Continuous Integration (CI) is the process of continually adding to the software code pool and integrating new code during the development cycle. By ensuring new code is integrated early and often, developers aren’t faced with the much larger task of adding large tracts of new or updated code too late in the cycle, making it far more complex to integrate and troubleshoot.
How does CI impact Software Testing?
The CI process inherently impacts the work of Software Testers by introducing new code that needs to be verified and tested on a continuous basis. The most effective way of Testing in a CI environment is by using Test Automation – creating automated scripts to review and analyse; new code, functionality and interdependencies on a regular and ongoing basis.
What are the benefits of CI?

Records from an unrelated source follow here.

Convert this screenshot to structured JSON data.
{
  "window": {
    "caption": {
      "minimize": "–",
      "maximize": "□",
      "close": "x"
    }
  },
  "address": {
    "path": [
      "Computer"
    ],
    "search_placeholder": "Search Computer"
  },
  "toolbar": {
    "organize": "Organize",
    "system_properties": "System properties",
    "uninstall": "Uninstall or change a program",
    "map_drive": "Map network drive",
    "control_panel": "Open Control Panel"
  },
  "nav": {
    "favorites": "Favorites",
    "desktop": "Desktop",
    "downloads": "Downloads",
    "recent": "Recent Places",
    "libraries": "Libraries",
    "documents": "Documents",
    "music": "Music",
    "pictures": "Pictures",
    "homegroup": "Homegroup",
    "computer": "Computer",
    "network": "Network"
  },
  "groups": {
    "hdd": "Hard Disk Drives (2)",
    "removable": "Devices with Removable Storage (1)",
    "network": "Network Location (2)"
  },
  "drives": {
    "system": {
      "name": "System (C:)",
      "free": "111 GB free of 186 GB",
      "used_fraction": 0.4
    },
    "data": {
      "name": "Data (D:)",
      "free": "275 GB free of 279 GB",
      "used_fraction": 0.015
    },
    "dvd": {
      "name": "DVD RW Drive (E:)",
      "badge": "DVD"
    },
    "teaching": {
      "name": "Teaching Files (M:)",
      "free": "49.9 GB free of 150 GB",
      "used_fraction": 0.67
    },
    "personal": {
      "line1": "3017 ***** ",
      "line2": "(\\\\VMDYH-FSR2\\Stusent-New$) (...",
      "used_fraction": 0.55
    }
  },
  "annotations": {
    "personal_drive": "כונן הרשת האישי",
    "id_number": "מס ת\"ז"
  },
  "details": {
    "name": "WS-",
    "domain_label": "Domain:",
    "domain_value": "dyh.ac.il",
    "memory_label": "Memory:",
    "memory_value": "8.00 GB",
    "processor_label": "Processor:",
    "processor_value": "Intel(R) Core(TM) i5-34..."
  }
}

The idea of CI is to save Development and Testing time further down the line by identifying any issues with new code early in the software development lifecycle. There is a knock-on benefit for Testers in that CI reduces the amount and complexity of Regression Testing that’s required, especially if most issues are identified and rectified early in the process. CI is also useful where multiple developers contribute to the code pool, as Testing can take place on the central code repository.
How is Testing done in a CI environment?
There are different types and stages of Test Automation in a CI environment. The most basic of these is Unit Tests, where Testing is done very early in the process. The next rung on the ladder is Integration or API Tests, where Testing is done on the various APIs that link different parts of the codebase together. The final rung is UI Testing, where Testing is done via the User Interface, and often requires human intervention. Typically, the earlier in the process that Testing is done, the more effective it becomes, and the less Testing is required further up the ladder.